More than by the law
The recent furore over a very young boy being egged on to gyrate behind the body of a grown female, who had adopted a suggestive pose on her hands and knees on a public highway on Kadooment Day, has forced this country to look itself in the mirror and to confront uncomfortable questions about how it responds to displays of moral misbehaviour.
The questions having been raised; some of the answers may be very disturbing. The photograph is worth more than a thousand words about the way we see ourselves and our culture, whether we wish to describe it as “low” or “high”. But the incident also speaks volumes about the need for personal discipline, even as we celebrate a season that memorializes our freedom from forced labour, and from the deprivation and control of our very bodies and the attempted imprisonment of our psyche.
The display lacked couth, is vulgar in the extreme and symbolizes conduct that in its particular manifestation has no place on our streets, even on Kadooment Day, nor indeed in the privacy of our homes for the law proscribes such conduct if it involves a child.
Quite naturally, almost reflexively, we turn to the law to resolve this problem, for the photograph offends our sensibilities and we assume, perhaps rightly, that there must be a law to deal with such conduct. So that while some are utterly dismayed and throw their hands in the air, others are calling upon the authorities to investigate possible breaches of the law. That is a sensible course because the law exists to deal with any infractions of the rules.
Yet a moment’s thought ought to reveal that the law is not the only controlling mechanism in our society’s armoury of weapons to prevent unacceptable conduct. Indeed, it may not even be the most potent; for by the time it is called into action, the deed has already been committed with the resulting national shock and awe.
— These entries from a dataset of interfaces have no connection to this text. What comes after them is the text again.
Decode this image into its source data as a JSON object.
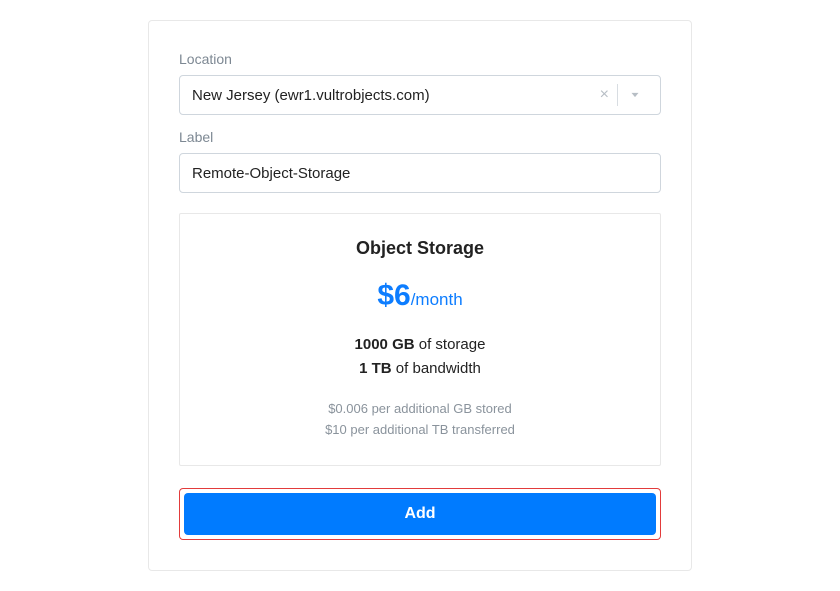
{
  "location": {
    "label": "Location",
    "value": "New Jersey (ewr1.vultrobjects.com)"
  },
  "label_field": {
    "label": "Label",
    "value": "Remote-Object-Storage"
  },
  "plan": {
    "title": "Object Storage",
    "price": "$6",
    "period": "/month",
    "storage_amount": "1000 GB",
    "storage_suffix": " of storage",
    "bandwidth_amount": "1 TB",
    "bandwidth_suffix": " of bandwidth",
    "fine1": "$0.006 per additional GB stored",
    "fine2": "$10 per additional TB transferred"
  },
  "buttons": {
    "add": "Add"
  }
}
The better approach is to prevent such conduct in the first place.
Degree of control
So there has to be a degree of personal discipline and control, commonly acknowledged and practised, which suggests that “law or no law”, the society will not tolerate unacceptable conduct and will ostracize any of its members who so comport themselves.
It is a dangerous society when people decide that they will base their conduct simply on what is or is not permitted by the law. Personal discipline beyond the law is also required.
Events such as the one under consideration often challenge normal concepts of public decency and offend the internal morality of most of us, or they ought to.
Now, the major teachable moment for all of us is to ask why there was not an immediate public outcry at the very moment when in what seems like an episode of drunken or other stupidity, the public image of this country was forever stained! Where was the personal or communal restraint on this outrage at that time?
Societies are not held together mainly by a set of laws. They are held together by the shared assumption of the majority of the people of a cluster of rules which speak to the common understanding of conduct which the entire community finds acceptable, and breaches of which it will not tolerate. Social ostracism or the condemnation by one’s fellow citizens was once the most potent mechanism for preventing criminal and other deviant conduct.
Yet, it is the gradual loosening of those very social mechanisms that permits anyone of us to even begin to think of so “carrying on” in a public place as to give birth to this kind of behaviour.
It is the unacceptable face of Kadooment and, law or no law, it deserves widespread social condemnation. It disfigures our culture!